The E.U. demonstrates clearly what can happen when wood-burning power plants are counted as having zero carbon emissions.
Much of the emissions “reductions” claimed by the E.U. and United Kingdom come from converting coal plants to burn wood pellets imported from the United States and Canada, then assuming the emissions will be offset by future tree growth. As a direct result of this fallacy, millions of tons of North American trees are harvested, pelletized and shipped overseas as fuel each year.
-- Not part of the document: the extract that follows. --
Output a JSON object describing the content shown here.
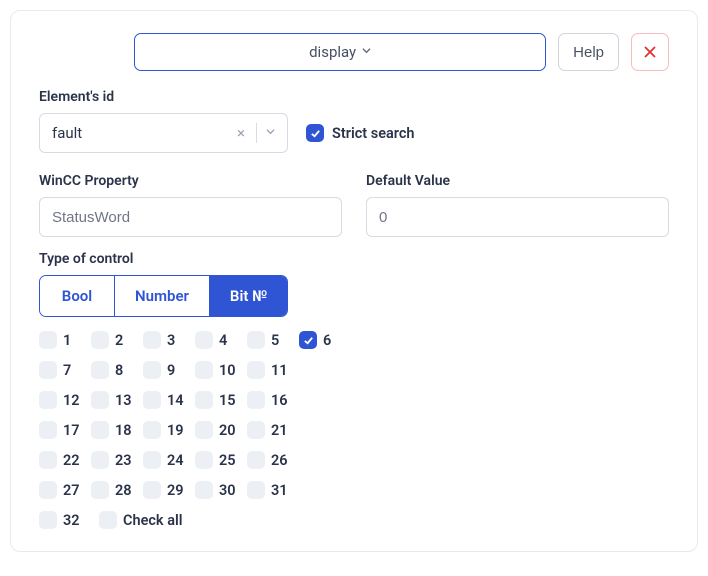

The pellet industry, built entirely on the “carbon-neutral” fallacy, is responsible for logging tens of thousands of forest acres throughout the South each year, including Virginia. 
Burning of municipal waste is also a large emitter of atmospheric carbon. For example, the Hampton/NASA Steam Plant in Hampton released 24,653 metric tons of carbon in 2016. 
Regulations could potentially reduce greenhouse-gas emissions, but they will only work best if all major emitting sources are covered
The Commonwealth cannot afford a dishonest carbon accounting program that allows for increased carbon pollution that is not included in this proposal. We request that these regulations include carbon accounting for all large scale industrial emitters of atmospheric carbon, including biomass and solid waste burning energy producing facilities.
Thank you for the opportunity to comment.
P.O. Box 1065
Charlottesville, VA. 22902
 Inventory of U.S. Greenhouse Gas Emissions and Sinks: 1990-2016, U S Environmental Protection Agency, February 6, 2018.
 Not carbon neutral: Assessing the net emissions impact of residues burned for bioenergy, Mary S. Booth, Environmental Research Letters, January 25, 2018.
 Inventory of U.S. Greenhouse Gas Emissions and Sinks: 1990-2015, www.epa.gov/ghgemissions/inventory-us-greenhouse-gas-emissions-and-sinks-1990-2015.
 2016 Greenhouse Gas Emissions from Large Facilities, United States Environmental Protection Agency, https://ghgdata.epa.gov/ghgp/main.do#/facility/.
 Trees, Trash, and Toxics: How Biomass Energy Has Become the New Coal, Mary S. Booth, PhD, Partnership for Policy Integrity, April 2, 2014
 Sustaining Our Defense Southern Forests, Carbon & the Fight Against Global Climate Change, Dogwood Alliance, www.dogwoodalliance.org/wp-content/uploads/2012/08/SustainingOurDefense.pdf.
 EPA, ibid.